Task to complete:
Line by line, print the records exactly.

Material provided:
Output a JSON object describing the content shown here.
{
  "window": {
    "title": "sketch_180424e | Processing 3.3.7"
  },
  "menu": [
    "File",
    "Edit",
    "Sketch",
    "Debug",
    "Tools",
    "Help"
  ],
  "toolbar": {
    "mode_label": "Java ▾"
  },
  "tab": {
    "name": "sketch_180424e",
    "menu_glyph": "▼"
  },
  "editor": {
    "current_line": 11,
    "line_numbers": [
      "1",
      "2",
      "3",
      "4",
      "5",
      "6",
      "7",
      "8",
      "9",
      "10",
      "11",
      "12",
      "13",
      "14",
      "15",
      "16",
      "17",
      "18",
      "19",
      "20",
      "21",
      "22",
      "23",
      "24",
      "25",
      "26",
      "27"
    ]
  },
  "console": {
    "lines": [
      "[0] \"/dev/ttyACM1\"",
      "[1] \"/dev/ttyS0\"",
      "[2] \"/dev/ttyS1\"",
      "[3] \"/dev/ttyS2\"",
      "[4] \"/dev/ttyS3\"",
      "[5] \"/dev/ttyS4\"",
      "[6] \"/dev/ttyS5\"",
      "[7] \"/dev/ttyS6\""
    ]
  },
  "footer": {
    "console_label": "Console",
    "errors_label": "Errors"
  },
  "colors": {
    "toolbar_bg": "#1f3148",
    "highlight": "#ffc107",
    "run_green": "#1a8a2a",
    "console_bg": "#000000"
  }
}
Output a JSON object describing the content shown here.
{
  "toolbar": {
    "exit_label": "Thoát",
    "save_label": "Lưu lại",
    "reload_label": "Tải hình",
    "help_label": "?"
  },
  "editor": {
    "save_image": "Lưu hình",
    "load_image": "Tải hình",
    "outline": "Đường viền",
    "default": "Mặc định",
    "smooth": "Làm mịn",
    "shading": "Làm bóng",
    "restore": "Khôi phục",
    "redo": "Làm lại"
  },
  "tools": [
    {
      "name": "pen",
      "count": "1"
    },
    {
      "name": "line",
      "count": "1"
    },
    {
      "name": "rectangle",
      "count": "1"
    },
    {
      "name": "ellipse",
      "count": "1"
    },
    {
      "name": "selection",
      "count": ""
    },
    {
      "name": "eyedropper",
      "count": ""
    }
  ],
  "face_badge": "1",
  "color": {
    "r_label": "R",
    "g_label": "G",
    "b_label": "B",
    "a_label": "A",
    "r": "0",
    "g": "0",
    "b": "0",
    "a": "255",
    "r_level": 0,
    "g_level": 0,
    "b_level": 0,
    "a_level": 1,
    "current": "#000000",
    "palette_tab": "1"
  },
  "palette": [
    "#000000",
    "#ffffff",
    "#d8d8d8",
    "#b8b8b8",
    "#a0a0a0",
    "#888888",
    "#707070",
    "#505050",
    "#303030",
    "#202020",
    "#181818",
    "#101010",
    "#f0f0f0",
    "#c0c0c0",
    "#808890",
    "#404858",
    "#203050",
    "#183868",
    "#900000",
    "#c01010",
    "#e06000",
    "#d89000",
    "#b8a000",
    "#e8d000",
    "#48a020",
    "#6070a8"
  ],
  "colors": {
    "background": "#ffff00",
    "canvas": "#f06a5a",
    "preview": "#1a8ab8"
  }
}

Your solution:
Output a JSON object describing the content shown here.
{
  "window": {
    "title": "sketch_180424e | Processing 3.3.7"
  },
  "menu": [
    "File",
    "Edit",
    "Sketch",
    "Debug",
    "Tools",
    "Help"
  ],
  "toolbar": {
    "mode_label": "Java ▾"
  },
  "tab": {
    "name": "sketch_180424e",
    "menu_glyph": "▼"
  },
  "editor": {
    "current_line": 11,
    "line_numbers": [
      "1",
      "2",
      "3",
      "4",
      "5",
      "6",
      "7",
      "8",
      "9",
      "10",
      "11",
      "12",
      "13",
      "14",
      "15",
      "16",
      "17",
      "18",
      "19",
      "20",
      "21",
      "22",
      "23",
      "24",
      "25",
      "26",
      "27"
    ]
  },
  "console": {
    "lines": [
      "[0] \"/dev/ttyACM1\"",
      "[1] \"/dev/ttyS0\"",
      "[2] \"/dev/ttyS1\"",
      "[3] \"/dev/ttyS2\"",
      "[4] \"/dev/ttyS3\"",
      "[5] \"/dev/ttyS4\"",
      "[6] \"/dev/ttyS5\"",
      "[7] \"/dev/ttyS6\""
    ]
  },
  "footer": {
    "console_label": "Console",
    "errors_label": "Errors"
  },
  "colors": {
    "toolbar_bg": "#1f3148",
    "highlight": "#ffc107",
    "run_green": "#1a8a2a",
    "console_bg": "#000000"
  }
}
Output a JSON object describing the content shown here.
{
  "toolbar": {
    "exit_label": "Thoát",
    "save_label": "Lưu lại",
    "reload_label": "Tải hình",
    "help_label": "?"
  },
  "editor": {
    "save_image": "Lưu hình",
    "load_image": "Tải hình",
    "outline": "Đường viền",
    "default": "Mặc định",
    "smooth": "Làm mịn",
    "shading": "Làm bóng",
    "restore": "Khôi phục",
    "redo": "Làm lại"
  },
  "tools": [
    {
      "name": "pen",
      "count": "1"
    },
    {
      "name": "line",
      "count": "1"
    },
    {
      "name": "rectangle",
      "count": "1"
    },
    {
      "name": "ellipse",
      "count": "1"
    },
    {
      "name": "selection",
      "count": ""
    },
    {
      "name": "eyedropper",
      "count": ""
    }
  ],
  "face_badge": "1",
  "color": {
    "r_label": "R",
    "g_label": "G",
    "b_label": "B",
    "a_label": "A",
    "r": "0",
    "g": "0",
    "b": "0",
    "a": "255",
    "r_level": 0,
    "g_level": 0,
    "b_level": 0,
    "a_level": 1,
    "current": "#000000",
    "palette_tab": "1"
  },
  "palette": [
    "#000000",
    "#ffffff",
    "#d8d8d8",
    "#b8b8b8",
    "#a0a0a0",
    "#888888",
    "#707070",
    "#505050",
    "#303030",
    "#202020",
    "#181818",
    "#101010",
    "#f0f0f0",
    "#c0c0c0",
    "#808890",
    "#404858",
    "#203050",
    "#183868",
    "#900000",
    "#c01010",
    "#e06000",
    "#d89000",
    "#b8a000",
    "#e8d000",
    "#48a020",
    "#6070a8"
  ],
  "colors": {
    "background": "#ffff00",
    "canvas": "#f06a5a",
    "preview": "#1a8ab8"
  }
}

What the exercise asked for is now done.